## Material for this exercise

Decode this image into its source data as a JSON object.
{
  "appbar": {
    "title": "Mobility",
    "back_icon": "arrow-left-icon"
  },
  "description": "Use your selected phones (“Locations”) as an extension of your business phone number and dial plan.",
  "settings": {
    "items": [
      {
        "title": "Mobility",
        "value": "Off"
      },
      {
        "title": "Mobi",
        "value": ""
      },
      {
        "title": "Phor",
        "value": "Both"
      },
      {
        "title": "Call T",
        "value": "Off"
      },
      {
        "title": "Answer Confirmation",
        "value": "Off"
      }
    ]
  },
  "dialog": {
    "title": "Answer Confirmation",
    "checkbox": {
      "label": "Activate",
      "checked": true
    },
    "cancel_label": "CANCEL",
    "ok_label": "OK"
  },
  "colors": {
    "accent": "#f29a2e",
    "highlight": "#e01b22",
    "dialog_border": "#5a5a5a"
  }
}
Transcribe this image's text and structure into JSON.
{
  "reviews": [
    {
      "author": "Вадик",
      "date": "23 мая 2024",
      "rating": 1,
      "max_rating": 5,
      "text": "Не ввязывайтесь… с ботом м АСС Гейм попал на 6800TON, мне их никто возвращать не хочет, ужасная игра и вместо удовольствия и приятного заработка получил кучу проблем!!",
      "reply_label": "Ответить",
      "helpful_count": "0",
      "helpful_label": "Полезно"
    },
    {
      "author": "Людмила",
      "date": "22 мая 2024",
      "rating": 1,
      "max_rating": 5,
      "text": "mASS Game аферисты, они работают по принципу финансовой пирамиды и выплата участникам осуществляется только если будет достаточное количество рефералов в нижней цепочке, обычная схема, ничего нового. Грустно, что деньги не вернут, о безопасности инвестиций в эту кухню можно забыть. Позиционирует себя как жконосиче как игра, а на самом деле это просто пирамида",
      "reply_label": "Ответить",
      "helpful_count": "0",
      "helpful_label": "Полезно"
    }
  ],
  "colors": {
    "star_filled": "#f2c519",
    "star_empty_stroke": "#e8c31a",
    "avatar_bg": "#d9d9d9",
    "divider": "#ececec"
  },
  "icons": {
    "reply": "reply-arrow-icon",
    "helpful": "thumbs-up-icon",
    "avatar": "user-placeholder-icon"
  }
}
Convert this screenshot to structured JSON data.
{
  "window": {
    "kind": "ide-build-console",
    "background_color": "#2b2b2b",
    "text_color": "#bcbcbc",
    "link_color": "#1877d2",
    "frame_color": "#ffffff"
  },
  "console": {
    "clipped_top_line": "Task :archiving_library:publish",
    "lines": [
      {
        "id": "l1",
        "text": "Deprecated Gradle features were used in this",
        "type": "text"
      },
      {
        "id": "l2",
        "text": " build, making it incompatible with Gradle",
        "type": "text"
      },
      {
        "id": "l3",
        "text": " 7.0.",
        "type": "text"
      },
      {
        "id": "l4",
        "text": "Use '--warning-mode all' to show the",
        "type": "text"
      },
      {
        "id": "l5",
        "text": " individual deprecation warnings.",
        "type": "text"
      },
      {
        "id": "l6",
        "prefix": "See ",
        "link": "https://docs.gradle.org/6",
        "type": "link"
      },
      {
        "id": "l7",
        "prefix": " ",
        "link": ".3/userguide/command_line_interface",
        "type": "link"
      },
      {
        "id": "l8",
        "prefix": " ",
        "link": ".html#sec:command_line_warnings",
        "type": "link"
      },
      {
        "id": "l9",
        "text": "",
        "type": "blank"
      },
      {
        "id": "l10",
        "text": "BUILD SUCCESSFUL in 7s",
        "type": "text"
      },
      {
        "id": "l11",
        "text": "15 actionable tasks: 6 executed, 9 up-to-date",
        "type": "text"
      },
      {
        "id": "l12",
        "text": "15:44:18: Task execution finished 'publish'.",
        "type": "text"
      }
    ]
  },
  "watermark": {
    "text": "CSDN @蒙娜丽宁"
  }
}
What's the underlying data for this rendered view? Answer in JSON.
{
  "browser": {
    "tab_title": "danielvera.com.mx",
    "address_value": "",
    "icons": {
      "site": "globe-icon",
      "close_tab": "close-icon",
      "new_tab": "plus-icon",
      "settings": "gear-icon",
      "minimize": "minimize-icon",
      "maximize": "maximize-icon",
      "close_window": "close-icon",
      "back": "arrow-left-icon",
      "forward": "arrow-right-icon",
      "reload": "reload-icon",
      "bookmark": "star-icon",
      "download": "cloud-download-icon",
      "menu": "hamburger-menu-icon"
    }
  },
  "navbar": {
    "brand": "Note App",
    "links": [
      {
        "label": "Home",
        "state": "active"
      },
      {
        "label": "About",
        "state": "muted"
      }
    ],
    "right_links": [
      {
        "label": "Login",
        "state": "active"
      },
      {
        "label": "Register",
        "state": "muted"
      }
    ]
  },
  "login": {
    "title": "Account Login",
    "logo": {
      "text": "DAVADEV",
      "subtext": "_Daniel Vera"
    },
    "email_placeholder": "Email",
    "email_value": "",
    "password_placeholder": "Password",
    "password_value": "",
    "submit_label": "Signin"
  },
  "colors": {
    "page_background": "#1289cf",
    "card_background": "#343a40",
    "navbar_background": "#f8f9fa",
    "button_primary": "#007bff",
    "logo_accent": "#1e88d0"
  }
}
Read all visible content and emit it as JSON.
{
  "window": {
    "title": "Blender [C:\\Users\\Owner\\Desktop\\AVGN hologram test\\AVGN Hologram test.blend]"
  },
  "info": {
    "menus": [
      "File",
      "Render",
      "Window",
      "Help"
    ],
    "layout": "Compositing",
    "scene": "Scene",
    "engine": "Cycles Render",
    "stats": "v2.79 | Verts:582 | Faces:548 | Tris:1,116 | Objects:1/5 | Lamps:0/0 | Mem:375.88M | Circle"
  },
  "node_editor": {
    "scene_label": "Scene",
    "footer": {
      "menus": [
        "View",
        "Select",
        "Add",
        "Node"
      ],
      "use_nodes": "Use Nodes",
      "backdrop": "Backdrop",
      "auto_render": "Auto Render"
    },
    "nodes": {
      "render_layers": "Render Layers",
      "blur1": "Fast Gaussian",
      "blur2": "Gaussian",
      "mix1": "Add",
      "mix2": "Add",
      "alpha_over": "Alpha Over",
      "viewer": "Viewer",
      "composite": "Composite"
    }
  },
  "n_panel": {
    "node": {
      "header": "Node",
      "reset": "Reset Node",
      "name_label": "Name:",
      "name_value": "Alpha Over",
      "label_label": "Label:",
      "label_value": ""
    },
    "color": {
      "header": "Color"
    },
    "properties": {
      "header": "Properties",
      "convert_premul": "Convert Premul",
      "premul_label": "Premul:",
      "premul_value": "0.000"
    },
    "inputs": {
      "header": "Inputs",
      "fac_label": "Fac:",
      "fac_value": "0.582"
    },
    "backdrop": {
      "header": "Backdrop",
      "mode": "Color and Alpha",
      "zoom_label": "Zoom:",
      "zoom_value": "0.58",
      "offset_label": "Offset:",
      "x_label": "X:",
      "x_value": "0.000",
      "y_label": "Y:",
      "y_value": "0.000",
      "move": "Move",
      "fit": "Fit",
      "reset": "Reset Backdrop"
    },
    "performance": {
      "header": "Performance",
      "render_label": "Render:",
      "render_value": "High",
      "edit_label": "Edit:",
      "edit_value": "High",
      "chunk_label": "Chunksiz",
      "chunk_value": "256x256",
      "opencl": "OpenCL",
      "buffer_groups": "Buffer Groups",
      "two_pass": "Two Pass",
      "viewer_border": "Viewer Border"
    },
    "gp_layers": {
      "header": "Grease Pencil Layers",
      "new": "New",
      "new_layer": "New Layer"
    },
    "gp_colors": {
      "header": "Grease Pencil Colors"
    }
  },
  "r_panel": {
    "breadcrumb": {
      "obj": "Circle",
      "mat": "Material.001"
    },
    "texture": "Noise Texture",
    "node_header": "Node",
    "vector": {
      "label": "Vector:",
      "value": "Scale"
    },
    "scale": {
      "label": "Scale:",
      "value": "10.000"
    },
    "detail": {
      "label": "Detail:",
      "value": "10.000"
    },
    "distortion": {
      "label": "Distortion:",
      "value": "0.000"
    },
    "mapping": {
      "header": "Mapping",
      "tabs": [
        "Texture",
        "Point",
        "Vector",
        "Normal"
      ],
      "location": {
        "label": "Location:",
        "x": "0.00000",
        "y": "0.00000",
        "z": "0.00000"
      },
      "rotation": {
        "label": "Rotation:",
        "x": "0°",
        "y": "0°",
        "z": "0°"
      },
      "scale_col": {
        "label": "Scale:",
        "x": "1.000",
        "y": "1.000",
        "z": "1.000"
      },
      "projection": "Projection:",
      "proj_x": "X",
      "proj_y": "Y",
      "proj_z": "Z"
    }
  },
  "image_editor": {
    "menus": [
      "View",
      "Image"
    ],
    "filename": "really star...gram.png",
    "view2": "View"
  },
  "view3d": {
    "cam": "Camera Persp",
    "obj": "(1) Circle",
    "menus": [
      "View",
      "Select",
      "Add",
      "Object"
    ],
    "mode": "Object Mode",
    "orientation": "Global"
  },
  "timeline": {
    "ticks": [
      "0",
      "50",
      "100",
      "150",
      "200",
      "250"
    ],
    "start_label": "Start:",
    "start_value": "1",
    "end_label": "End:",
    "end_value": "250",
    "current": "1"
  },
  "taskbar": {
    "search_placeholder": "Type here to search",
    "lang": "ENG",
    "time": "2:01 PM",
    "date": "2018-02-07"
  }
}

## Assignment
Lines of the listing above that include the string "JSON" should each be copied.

## Task response
Decode this image into its source data as a JSON object.
Transcribe this image's text and structure into JSON.
Convert this screenshot to structured JSON data.
What's the underlying data for this rendered view? Answer in JSON.
Read all visible content and emit it as JSON.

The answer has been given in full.